*What the exercise asks*: Give back the data exactly, with no images.

*Data for this exercise*:
== Segment start ==
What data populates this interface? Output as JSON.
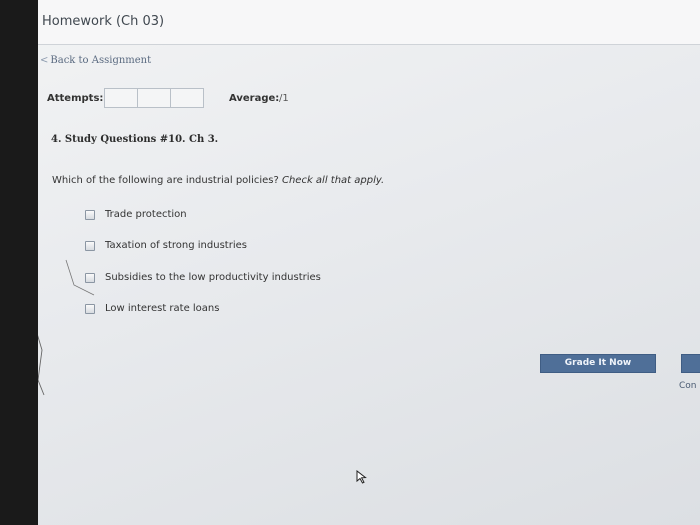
{
  "header": {
    "title": "Homework (Ch 03)"
  },
  "nav": {
    "back_chevron": "<",
    "back_label": "Back to Assignment"
  },
  "stats": {
    "attempts_label": "Attempts:",
    "attempt_boxes": 3,
    "average_label": "Average:",
    "average_value": "/1"
  },
  "question": {
    "title": "4. Study Questions #10. Ch 3.",
    "prompt": "Which of the following are industrial policies?",
    "instruction": "Check all that apply.",
    "options": [
      {
        "label": "Trade protection",
        "checked": false
      },
      {
        "label": "Taxation of strong industries",
        "checked": false
      },
      {
        "label": "Subsidies to the low productivity industries",
        "checked": false
      },
      {
        "label": "Low interest rate loans",
        "checked": false
      }
    ]
  },
  "actions": {
    "grade_label": "Grade It Now",
    "continue_label": "Con"
  },
  "colors": {
    "button_bg": "#4f6f98",
    "button_text": "#f0f4fa",
    "link": "#5a6a80"
  },
  "icons": {
    "cursor": "mouse-pointer-icon"
  }
}
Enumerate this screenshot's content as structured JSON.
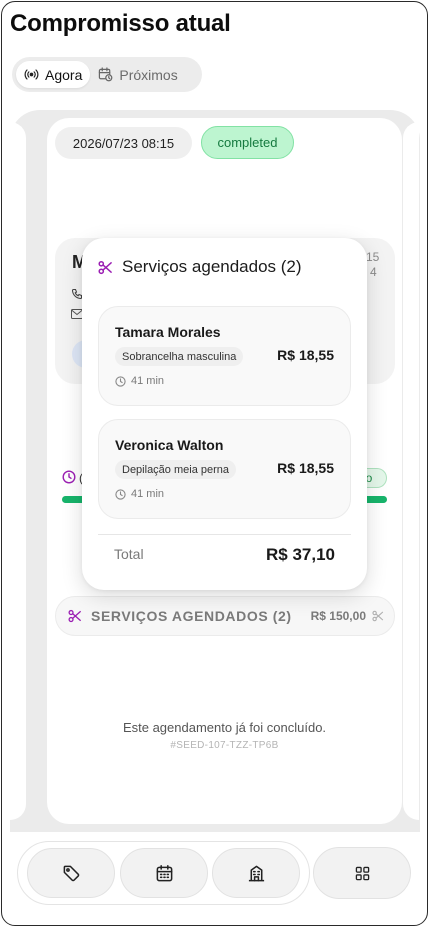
{
  "page": {
    "title": "Compromisso atual"
  },
  "tabs": [
    {
      "label": "Agora",
      "icon": "broadcast-icon",
      "active": true
    },
    {
      "label": "Próximos",
      "icon": "calendar-clock-icon",
      "active": false
    }
  ],
  "appointment": {
    "datetime": "2026/07/23 08:15",
    "status": "completed",
    "client_initial": "M",
    "side_text_top": "15",
    "side_text_bottom": "4",
    "progress_status_partial": "do",
    "progress": 1.0,
    "concluded_message": "Este agendamento já foi concluído.",
    "reference_code": "#SEED-107-TZZ-TP6B"
  },
  "services_bar": {
    "title": "SERVIÇOS AGENDADOS (2)",
    "amount": "R$ 150,00"
  },
  "popover": {
    "title": "Serviços agendados (2)",
    "items": [
      {
        "professional": "Tamara Morales",
        "service": "Sobrancelha masculina",
        "price": "R$ 18,55",
        "duration": "41 min"
      },
      {
        "professional": "Veronica Walton",
        "service": "Depilação meia perna",
        "price": "R$ 18,55",
        "duration": "41 min"
      }
    ],
    "total_label": "Total",
    "total_value": "R$ 37,10"
  },
  "bottom_nav": {
    "buttons": [
      "tag-icon",
      "calendar-icon",
      "building-icon",
      "grid-icon"
    ]
  },
  "colors": {
    "accent_purple": "#9b1fb3",
    "success_green": "#17b46b",
    "status_bg": "#bdf5d0"
  }
}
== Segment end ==
*Answer for the task*:
What data populates this interface? Output as JSON.
{
  "header": {
    "title": "Homework (Ch 03)"
  },
  "nav": {
    "back_chevron": "<",
    "back_label": "Back to Assignment"
  },
  "stats": {
    "attempts_label": "Attempts:",
    "attempt_boxes": 3,
    "average_label": "Average:",
    "average_value": "/1"
  },
  "question": {
    "title": "4. Study Questions #10. Ch 3.",
    "prompt": "Which of the following are industrial policies?",
    "instruction": "Check all that apply.",
    "options": [
      {
        "label": "Trade protection",
        "checked": false
      },
      {
        "label": "Taxation of strong industries",
        "checked": false
      },
      {
        "label": "Subsidies to the low productivity industries",
        "checked": false
      },
      {
        "label": "Low interest rate loans",
        "checked": false
      }
    ]
  },
  "actions": {
    "grade_label": "Grade It Now",
    "continue_label": "Con"
  },
  "colors": {
    "button_bg": "#4f6f98",
    "button_text": "#f0f4fa",
    "link": "#5a6a80"
  },
  "icons": {
    "cursor": "mouse-pointer-icon"
  }
}
Enumerate this screenshot's content as structured JSON.
{
  "page": {
    "title": "Compromisso atual"
  },
  "tabs": [
    {
      "label": "Agora",
      "icon": "broadcast-icon",
      "active": true
    },
    {
      "label": "Próximos",
      "icon": "calendar-clock-icon",
      "active": false
    }
  ],
  "appointment": {
    "datetime": "2026/07/23 08:15",
    "status": "completed",
    "client_initial": "M",
    "side_text_top": "15",
    "side_text_bottom": "4",
    "progress_status_partial": "do",
    "progress": 1.0,
    "concluded_message": "Este agendamento já foi concluído.",
    "reference_code": "#SEED-107-TZZ-TP6B"
  },
  "services_bar": {
    "title": "SERVIÇOS AGENDADOS (2)",
    "amount": "R$ 150,00"
  },
  "popover": {
    "title": "Serviços agendados (2)",
    "items": [
      {
        "professional": "Tamara Morales",
        "service": "Sobrancelha masculina",
        "price": "R$ 18,55",
        "duration": "41 min"
      },
      {
        "professional": "Veronica Walton",
        "service": "Depilação meia perna",
        "price": "R$ 18,55",
        "duration": "41 min"
      }
    ],
    "total_label": "Total",
    "total_value": "R$ 37,10"
  },
  "bottom_nav": {
    "buttons": [
      "tag-icon",
      "calendar-icon",
      "building-icon",
      "grid-icon"
    ]
  },
  "colors": {
    "accent_purple": "#9b1fb3",
    "success_green": "#17b46b",
    "status_bg": "#bdf5d0"
  }
}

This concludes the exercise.